Baltimore and its suburbs seemed likely to escape the worst of the rains today as the remnants of Hurricane Jeanne pushed north and east toward an exit off the Atlantic Coast somewhere near Virginia Beach, Va.
But forecasters warned of heavy rains across Southern Maryland and the Lower Eastern Shore, with a chance of minor flooding, severe thunderstorms and an isolated tornado.
"Jeanne is forecast to go just south of Norfolk, and we're expecting the heaviest rain to be just north of that center," said Luis Rosa, a meteorologist at the National Weather Service's Sterling, Va. forecast office.
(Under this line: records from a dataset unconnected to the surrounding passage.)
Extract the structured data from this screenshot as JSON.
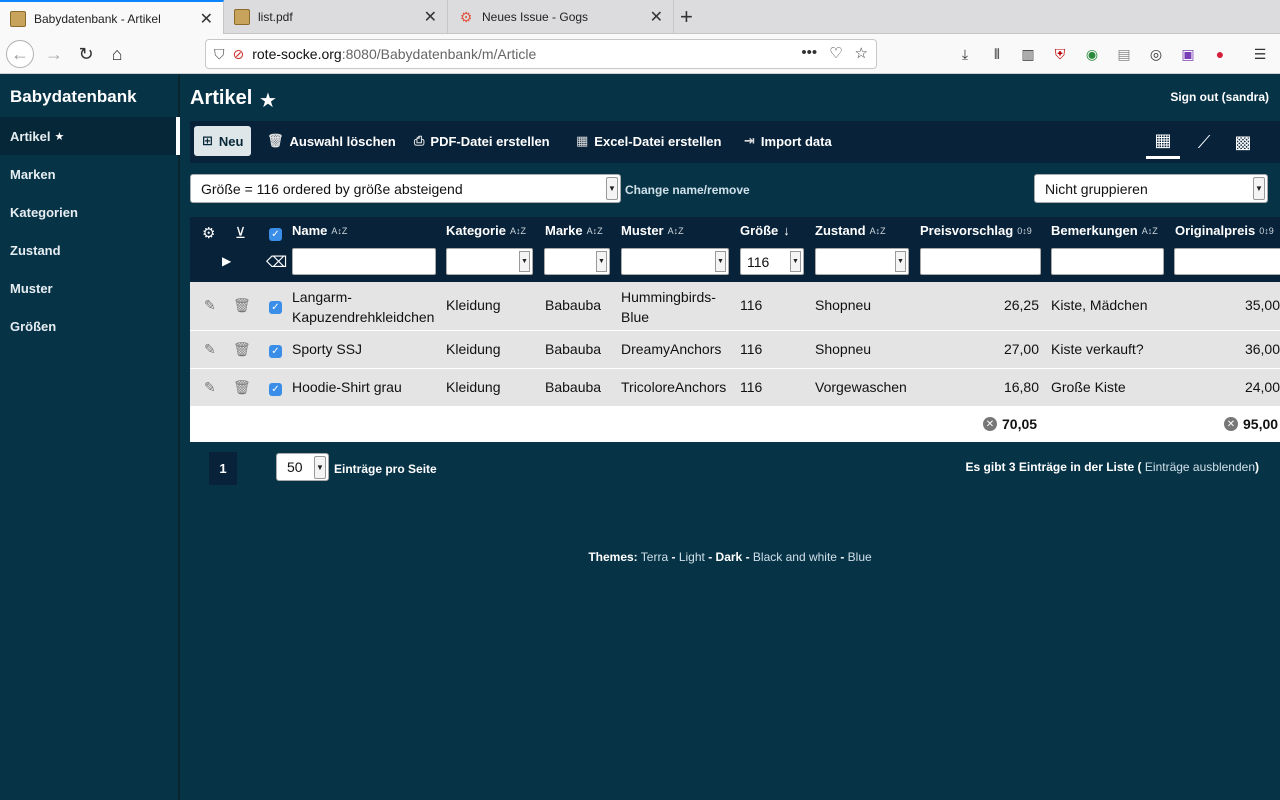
{
  "browser": {
    "tabs": [
      {
        "title": "Babydatenbank - Artikel",
        "active": true
      },
      {
        "title": "list.pdf",
        "active": false
      },
      {
        "title": "Neues Issue - Gogs",
        "active": false
      }
    ],
    "url_host": "rote-socke.org",
    "url_rest": ":8080/Babydatenbank/m/Article"
  },
  "sidebar": {
    "brand": "Babydatenbank",
    "items": [
      {
        "label": "Artikel",
        "active": true
      },
      {
        "label": "Marken"
      },
      {
        "label": "Kategorien"
      },
      {
        "label": "Zustand"
      },
      {
        "label": "Muster"
      },
      {
        "label": "Größen"
      }
    ]
  },
  "header": {
    "title": "Artikel",
    "signout": "Sign out (sandra)"
  },
  "toolbar": {
    "new": "Neu",
    "delete_selection": "Auswahl löschen",
    "pdf": "PDF-Datei erstellen",
    "excel": "Excel-Datei erstellen",
    "import": "Import data"
  },
  "filter": {
    "saved_filter": "Größe = 116 ordered by größe absteigend",
    "change_name": "Change name/remove",
    "grouping": "Nicht gruppieren"
  },
  "table": {
    "columns": [
      "Name",
      "Kategorie",
      "Marke",
      "Muster",
      "Größe",
      "Zustand",
      "Preisvorschlag",
      "Bemerkungen",
      "Originalpreis"
    ],
    "size_filter_value": "116",
    "rows": [
      {
        "name_line1": "Langarm-",
        "name_line2": "Kapuzendrehkleidchen",
        "kategorie": "Kleidung",
        "marke": "Babauba",
        "muster_line1": "Hummingbirds-",
        "muster_line2": "Blue",
        "groesse": "116",
        "zustand": "Shopneu",
        "preisvorschlag": "26,25",
        "bemerkungen": "Kiste, Mädchen",
        "originalpreis": "35,00"
      },
      {
        "name": "Sporty SSJ",
        "kategorie": "Kleidung",
        "marke": "Babauba",
        "muster": "DreamyAnchors",
        "groesse": "116",
        "zustand": "Shopneu",
        "preisvorschlag": "27,00",
        "bemerkungen": "Kiste verkauft?",
        "originalpreis": "36,00"
      },
      {
        "name": "Hoodie-Shirt grau",
        "kategorie": "Kleidung",
        "marke": "Babauba",
        "muster": "TricoloreAnchors",
        "groesse": "116",
        "zustand": "Vorgewaschen",
        "preisvorschlag": "16,80",
        "bemerkungen": "Große Kiste",
        "originalpreis": "24,00"
      }
    ],
    "totals": {
      "preisvorschlag": "70,05",
      "originalpreis": "95,00"
    }
  },
  "pagination": {
    "page": "1",
    "per_page": "50",
    "per_page_label": "Einträge pro Seite",
    "count_text": "Es gibt 3 Einträge in der Liste (",
    "hide_link": "Einträge ausblenden",
    "count_close": ")"
  },
  "themes": {
    "label": "Themes:",
    "items": [
      "Terra",
      "Light",
      "Dark",
      "Black and white",
      "Blue"
    ],
    "active": "Dark"
  }
}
That could mean 2 to 4 inches of rain and 20-mph winds for Southern Maryland, the Virginia Tidewater and the Lower Eastern Shore. But the heavily populated Baltimore-Washington corridor should dodge that bullet.
"Baltimore is going to be too far north of that center to receive significant amounts that would cause flooding," Rosa said. "It doesn't look anything like we had with Frances or Ivan earlier this month."
Sterling forecasters were predicting no more than 1 to 2 inches of rain today in the Baltimore-Washington corridor, with 10-mph winds, gusting as high as 29 mph. It should all be over by this evening.
And the area can use the rain. Precipitation at Baltimore-Washington International Airport has been about 2 inches below normal since Aug. 1, with no rain at all for more than a week.
Jeanne's clouds spread over Maryland yesterday, but the storm's center was located over northern Georgia, where it was downgraded to a tropical depression.
It was moving north at about 14 mph, but forecasters said it was blocked by high pressure to the north. Falling into the grip of westerly winds, they said, Jeanne would soon begin a turn toward the east, speed up and head toward the Atlantic.
No flood watches were posted yesterday in Maryland. But watches were in effect for counties on Virginia's Eastern Shore, in the Tidewater and the rest of southern Virginia.
Localized flooding of streets and low-lying areas was possible in that region, with some river flooding possible where thunderstorms push rainfall amounts higher.